Macron Wants to Create 'French Islam' to Align Muslims With Secular Society

French President Emmanuel Macron will review a new report that lays out proposals to reform Muslim society in France and create a "French Islam."

The report's author, Hakim El Karoui, who is the nephew of former Tunisian Prime Minister Hamed Karoui, has called for "a system with men, money and financing to combat [radicalization]," Politico reported. He proposes funding this regulatory system by taxing halal foods, while also restricting religious financing from abroad.

"There are activists on one side and nobody across to say something else. [The Islamists] have an influence that goes well beyond their number of followers," El Karoui told Europe 1 Radio on Monday.

French President Emmanuel Macron speaks with a Muslim cleric as he visits the Zitouna mosque in the Medina of Tunis, the Tunisian capital, on February 1. Many politicians and analysts in France have long drawn attention to the “parallel society” arising within the country’s Muslim population. ERIC FEFERBERG/AFP/Getty Images

Speaking to BFM TV, the report's author also warned that young French Muslims often learned about Islam via social media, where extremists often had a strong presence. He further raised concerns about preachers and mosques funded by religiously conservative foreign nations, such as Saudi Arabia.

In France, many politicians and analysts have long drawn attention to the "parallel society" arising within the country's Muslim population. At the same time, France's strict laws separating religion from the state prevent the government from interfering directly to oversee what is presented in mosques. Some politicians, such as far-right leader Marine Le Pen, have capitalized on a wave of terror attacks and anti-Semitic murders to urge the government to police mosques and crack down on extremist clerics.

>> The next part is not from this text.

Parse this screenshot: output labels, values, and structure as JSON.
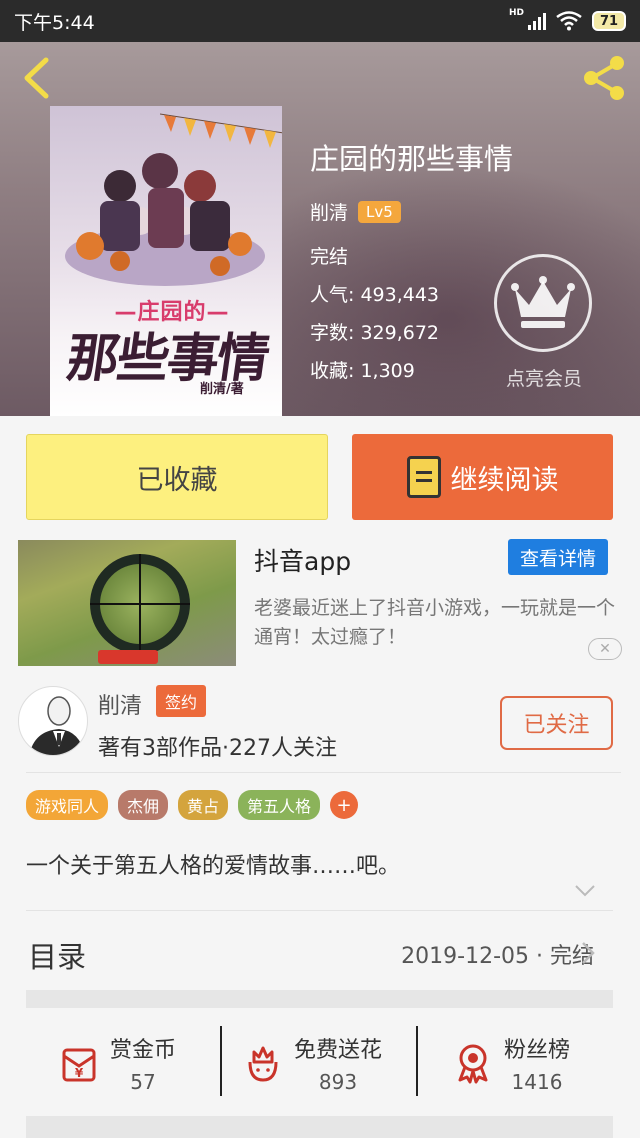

A public call was made by several leading political figures in April to strike verses in Islam's holy book, the Koran, that call for punishing and killing Jews, Christians and nonbelievers, The Atlantic reported. While the manifesto did not specifically say the verses should be removed from the text, many Muslims saw the open letter as an attempt to alter their sacred text, which led to significant backlash.

El Karoui also emphasized this week that only a small fraction of France's Muslim population turned to extremism.

"There are many Muslims who are going to eat halal, women who are going to be veiled, but who are not Islamists in the sense that they do not think that the ideological political project of the Islamists is better or more important than that of the Republic," he said, according to France 24.

Muslims pray at The Grande Mosque in Paris on August 21 ZAKARIA ABDELKAFI/AFP/Getty Images

Earlier this year, Macron indicated a plan to address the tensions arising in the country and to create an "Islam of France." French Muslim leaders had also called for reforms, but efforts made by previous governments had proved unsuccessful. Under the leadership of former President Nicolas Sarkozy, France tried to create a central Islamic religious authority recognized by the state, as was done with France's Jewish population during the time of Napoleon Bonaparte, according to Politico. But the representative council failed to maintain popular support, primarily because of significant differences among Muslims hailing from many different countries.

It remains to be seen whether or not the new report will lead to government action. Some politicians have already criticized the proposals.

Bruno Retailleau, a senator for the right-leaning Les Républicains party said that creating "an Islam of France" would "not protect the French from radical Islam," Politico reported. He also argued that it could weaken the devoutly secular nation's "republican pact."